April 2, 2014 — 12:57pm
Gov. Mark Dayton expressed disappointment Wednesday in House Democrats’ bonding proposal, criticizing it as underfunded and saying that an agreement last year between DFLers and Republicans to bond no more than $850 million should be rescinded.
“There’s certainly capacity to go higher than that,” Dayton said. “It’s an impossible task to try to meet all those needs, and the urgent needs should be funded.”
Dayton’s remarks came the day after the House released its proposal to fund nearly $1 billion in state projects. Their bonding bill would be funded by two sources: $850 million from the sale of state construction bonds and another $125 million from the state’s budget surplus. Dayton said he disagreed with the cash-for-bonding measure.
“I’ve said to both leaders in the House and Senate that we don’t use cash for bonding bills because that’s the whole purpose of bonding, you put cash down and expand the scope of projects dramatically,” Dayton said. “Putting cash into a bonding bill to me is antithetical to the whole purpose of that enterprise.”
Dayton expressed concern that the bill only includes $20 million for Capitol renovations, saying the Department of Administration needs $125 million in hand soon to fulfill necessary construction contracts. There, he would support using cash to meet that deadline in order to keep construction costs down.
Dayton made his remarks following a news conference with Revenue Commissioner Myron Frans, in which they urged the estimated 1 million Minnesotans who have yet to file their taxes to do so starting today to receive tax cut benefits.
Dayton also said he would deliver his State of the State address April 23 in the House chambers, when the Legislature returns from recess. He said he hoped the date would provide a strong incentive for the Legislature to adjourn before then, “but it didn’t seem to have that effect.”
Gov. Mark Dayton, speaking to a mostly Republican audience at the annual Minnesota Business Partnership dinner, repeated his familiar attack on the House GOP, blaming them for a legislative impasse on transportation.
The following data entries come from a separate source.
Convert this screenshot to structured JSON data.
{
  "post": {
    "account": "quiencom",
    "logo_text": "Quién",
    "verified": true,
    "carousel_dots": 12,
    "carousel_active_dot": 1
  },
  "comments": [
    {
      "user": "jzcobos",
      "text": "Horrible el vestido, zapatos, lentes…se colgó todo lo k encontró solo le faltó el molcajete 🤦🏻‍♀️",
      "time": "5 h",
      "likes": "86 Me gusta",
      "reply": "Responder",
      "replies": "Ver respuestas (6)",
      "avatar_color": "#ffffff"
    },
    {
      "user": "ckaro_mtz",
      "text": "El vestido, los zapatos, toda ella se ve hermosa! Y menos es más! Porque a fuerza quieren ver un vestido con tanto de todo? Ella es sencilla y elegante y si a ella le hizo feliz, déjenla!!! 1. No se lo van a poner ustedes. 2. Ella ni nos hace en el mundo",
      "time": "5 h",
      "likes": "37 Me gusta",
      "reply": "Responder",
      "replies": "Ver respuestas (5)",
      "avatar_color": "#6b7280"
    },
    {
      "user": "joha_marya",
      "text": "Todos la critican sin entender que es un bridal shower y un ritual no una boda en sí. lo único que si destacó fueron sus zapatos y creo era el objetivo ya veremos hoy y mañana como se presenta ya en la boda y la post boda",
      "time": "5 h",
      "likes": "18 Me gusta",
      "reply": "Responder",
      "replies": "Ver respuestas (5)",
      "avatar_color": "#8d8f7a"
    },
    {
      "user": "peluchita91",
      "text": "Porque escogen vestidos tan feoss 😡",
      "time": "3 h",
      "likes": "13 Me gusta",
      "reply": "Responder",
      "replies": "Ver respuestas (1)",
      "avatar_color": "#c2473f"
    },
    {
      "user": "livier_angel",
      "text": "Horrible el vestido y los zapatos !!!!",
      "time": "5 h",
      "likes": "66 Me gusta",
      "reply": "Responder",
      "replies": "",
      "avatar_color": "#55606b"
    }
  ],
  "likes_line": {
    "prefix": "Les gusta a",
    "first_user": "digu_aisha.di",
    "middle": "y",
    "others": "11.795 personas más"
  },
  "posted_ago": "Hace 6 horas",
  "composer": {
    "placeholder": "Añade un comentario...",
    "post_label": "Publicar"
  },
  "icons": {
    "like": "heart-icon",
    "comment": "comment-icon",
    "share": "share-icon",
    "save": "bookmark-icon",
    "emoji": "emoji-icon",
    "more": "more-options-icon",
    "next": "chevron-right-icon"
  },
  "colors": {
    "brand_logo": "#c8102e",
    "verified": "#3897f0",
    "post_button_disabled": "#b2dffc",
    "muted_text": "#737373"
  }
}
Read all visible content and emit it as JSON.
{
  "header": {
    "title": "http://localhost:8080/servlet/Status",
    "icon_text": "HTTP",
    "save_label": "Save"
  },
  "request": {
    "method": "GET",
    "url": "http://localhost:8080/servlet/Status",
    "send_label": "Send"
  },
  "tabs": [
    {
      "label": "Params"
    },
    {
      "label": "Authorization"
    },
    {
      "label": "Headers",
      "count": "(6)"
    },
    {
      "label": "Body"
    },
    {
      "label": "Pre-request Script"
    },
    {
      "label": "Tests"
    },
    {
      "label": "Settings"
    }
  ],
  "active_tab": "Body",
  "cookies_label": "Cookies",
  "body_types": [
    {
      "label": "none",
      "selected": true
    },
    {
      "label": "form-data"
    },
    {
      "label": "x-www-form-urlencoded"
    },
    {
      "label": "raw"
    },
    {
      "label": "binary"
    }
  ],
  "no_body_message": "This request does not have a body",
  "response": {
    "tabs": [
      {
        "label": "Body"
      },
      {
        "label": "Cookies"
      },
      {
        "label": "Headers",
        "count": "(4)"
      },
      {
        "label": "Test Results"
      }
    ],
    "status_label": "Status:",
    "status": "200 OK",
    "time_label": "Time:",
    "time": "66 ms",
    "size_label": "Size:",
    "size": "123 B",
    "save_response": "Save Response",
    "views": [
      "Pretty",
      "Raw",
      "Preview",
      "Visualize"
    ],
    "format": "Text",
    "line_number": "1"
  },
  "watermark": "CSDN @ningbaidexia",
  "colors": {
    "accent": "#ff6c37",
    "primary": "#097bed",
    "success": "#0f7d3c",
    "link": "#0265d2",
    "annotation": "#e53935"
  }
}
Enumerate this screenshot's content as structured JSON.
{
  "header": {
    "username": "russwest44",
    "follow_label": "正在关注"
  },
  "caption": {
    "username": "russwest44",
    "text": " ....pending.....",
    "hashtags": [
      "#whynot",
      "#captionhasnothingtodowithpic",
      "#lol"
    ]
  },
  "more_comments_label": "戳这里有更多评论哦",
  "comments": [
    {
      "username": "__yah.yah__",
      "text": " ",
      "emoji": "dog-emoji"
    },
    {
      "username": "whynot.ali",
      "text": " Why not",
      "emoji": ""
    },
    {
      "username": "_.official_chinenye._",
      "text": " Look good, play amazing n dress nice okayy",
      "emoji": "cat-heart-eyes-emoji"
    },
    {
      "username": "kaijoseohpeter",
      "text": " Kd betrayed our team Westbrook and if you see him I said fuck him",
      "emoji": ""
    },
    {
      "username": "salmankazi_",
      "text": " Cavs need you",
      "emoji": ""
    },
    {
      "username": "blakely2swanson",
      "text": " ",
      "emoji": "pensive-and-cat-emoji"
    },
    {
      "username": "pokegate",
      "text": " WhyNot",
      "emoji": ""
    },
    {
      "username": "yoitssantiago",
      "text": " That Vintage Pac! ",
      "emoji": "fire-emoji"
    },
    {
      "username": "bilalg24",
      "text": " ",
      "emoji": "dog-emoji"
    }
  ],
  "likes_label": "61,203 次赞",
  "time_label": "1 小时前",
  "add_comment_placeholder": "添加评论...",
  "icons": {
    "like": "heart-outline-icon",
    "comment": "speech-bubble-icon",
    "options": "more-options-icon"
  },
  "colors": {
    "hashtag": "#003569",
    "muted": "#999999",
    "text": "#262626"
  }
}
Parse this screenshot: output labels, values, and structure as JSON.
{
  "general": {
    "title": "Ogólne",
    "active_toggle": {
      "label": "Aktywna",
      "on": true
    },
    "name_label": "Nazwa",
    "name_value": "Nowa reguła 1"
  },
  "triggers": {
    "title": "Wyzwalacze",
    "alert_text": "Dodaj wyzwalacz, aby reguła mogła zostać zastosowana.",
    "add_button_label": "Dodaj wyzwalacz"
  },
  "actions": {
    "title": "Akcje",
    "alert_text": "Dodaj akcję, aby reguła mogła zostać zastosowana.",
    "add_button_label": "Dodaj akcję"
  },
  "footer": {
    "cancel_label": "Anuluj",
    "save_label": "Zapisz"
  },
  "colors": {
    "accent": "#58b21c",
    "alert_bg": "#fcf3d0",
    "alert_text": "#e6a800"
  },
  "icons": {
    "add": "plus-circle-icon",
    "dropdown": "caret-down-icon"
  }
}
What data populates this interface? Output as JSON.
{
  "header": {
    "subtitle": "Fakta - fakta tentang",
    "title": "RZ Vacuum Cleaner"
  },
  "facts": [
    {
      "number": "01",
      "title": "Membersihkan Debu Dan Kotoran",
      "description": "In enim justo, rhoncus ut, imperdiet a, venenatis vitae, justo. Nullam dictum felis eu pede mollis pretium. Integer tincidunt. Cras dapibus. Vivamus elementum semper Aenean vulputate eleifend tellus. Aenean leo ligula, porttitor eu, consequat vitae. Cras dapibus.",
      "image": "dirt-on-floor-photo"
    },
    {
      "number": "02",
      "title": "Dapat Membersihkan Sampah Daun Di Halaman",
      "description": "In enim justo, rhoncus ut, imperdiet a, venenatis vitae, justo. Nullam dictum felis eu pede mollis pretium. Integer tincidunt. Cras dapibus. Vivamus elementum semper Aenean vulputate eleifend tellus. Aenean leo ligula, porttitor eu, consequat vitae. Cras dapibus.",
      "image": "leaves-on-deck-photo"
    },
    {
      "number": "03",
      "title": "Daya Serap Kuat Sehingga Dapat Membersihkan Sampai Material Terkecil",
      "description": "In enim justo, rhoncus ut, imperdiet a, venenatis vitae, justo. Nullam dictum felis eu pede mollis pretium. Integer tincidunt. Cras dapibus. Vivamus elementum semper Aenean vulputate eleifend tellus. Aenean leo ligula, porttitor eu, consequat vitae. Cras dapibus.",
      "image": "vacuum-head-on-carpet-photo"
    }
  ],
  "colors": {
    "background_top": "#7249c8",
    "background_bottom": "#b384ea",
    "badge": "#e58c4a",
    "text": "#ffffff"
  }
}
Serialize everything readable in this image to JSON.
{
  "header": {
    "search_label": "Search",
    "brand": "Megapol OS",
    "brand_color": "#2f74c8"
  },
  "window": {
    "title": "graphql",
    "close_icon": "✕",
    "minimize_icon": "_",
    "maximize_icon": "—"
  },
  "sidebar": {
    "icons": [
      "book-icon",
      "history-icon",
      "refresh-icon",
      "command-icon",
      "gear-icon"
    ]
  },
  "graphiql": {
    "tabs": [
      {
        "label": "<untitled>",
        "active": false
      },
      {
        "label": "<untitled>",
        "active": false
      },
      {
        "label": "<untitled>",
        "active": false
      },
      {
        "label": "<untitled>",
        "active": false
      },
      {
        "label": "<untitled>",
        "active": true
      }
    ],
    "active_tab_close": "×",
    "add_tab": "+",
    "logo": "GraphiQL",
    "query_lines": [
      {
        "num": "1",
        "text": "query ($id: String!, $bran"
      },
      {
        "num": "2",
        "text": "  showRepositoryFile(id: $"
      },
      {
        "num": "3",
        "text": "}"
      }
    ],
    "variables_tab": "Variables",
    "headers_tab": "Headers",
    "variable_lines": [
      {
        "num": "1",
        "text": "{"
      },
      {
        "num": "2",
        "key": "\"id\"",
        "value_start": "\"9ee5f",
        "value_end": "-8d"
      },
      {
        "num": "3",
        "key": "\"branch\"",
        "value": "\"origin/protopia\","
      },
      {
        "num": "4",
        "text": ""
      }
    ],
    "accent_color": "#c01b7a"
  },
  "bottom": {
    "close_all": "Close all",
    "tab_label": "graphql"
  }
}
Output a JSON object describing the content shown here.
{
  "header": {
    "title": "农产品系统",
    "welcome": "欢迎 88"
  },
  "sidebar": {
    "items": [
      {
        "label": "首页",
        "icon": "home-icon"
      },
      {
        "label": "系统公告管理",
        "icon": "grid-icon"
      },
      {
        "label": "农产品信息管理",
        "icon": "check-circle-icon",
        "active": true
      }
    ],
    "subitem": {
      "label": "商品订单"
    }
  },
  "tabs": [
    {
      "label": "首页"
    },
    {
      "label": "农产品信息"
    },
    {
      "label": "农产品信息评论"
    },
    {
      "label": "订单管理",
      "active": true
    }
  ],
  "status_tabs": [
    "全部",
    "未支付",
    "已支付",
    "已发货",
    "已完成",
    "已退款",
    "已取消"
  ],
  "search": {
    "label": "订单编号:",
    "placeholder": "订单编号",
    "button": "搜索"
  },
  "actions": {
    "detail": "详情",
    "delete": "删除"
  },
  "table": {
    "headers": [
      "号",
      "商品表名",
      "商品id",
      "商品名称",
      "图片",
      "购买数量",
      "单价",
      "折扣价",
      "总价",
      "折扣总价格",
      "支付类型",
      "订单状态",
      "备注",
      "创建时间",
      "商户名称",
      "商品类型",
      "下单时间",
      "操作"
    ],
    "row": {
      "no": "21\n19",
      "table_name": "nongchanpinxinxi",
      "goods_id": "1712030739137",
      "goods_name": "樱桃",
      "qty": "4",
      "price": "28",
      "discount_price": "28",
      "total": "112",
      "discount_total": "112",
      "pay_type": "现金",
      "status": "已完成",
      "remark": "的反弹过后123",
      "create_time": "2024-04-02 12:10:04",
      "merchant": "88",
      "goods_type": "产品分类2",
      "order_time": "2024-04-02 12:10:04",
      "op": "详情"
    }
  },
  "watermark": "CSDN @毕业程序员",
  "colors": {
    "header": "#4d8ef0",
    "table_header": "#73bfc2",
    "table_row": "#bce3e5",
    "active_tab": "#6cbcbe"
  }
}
Republican presidential candidate Donald Trump is arguing that he'll do more to help women from the White House than Democratic rival Hillary Clinton. At the same time, he's taunting her over the infidelities of her husband.
Gov. Mark Dayton, looking to jump-start stalled negotiations with Republicans over a major package of public works projects and tax cuts, said on WCCO radio Wednesday that he's willing to forgo some infrastructure projects he previously said were must-haves.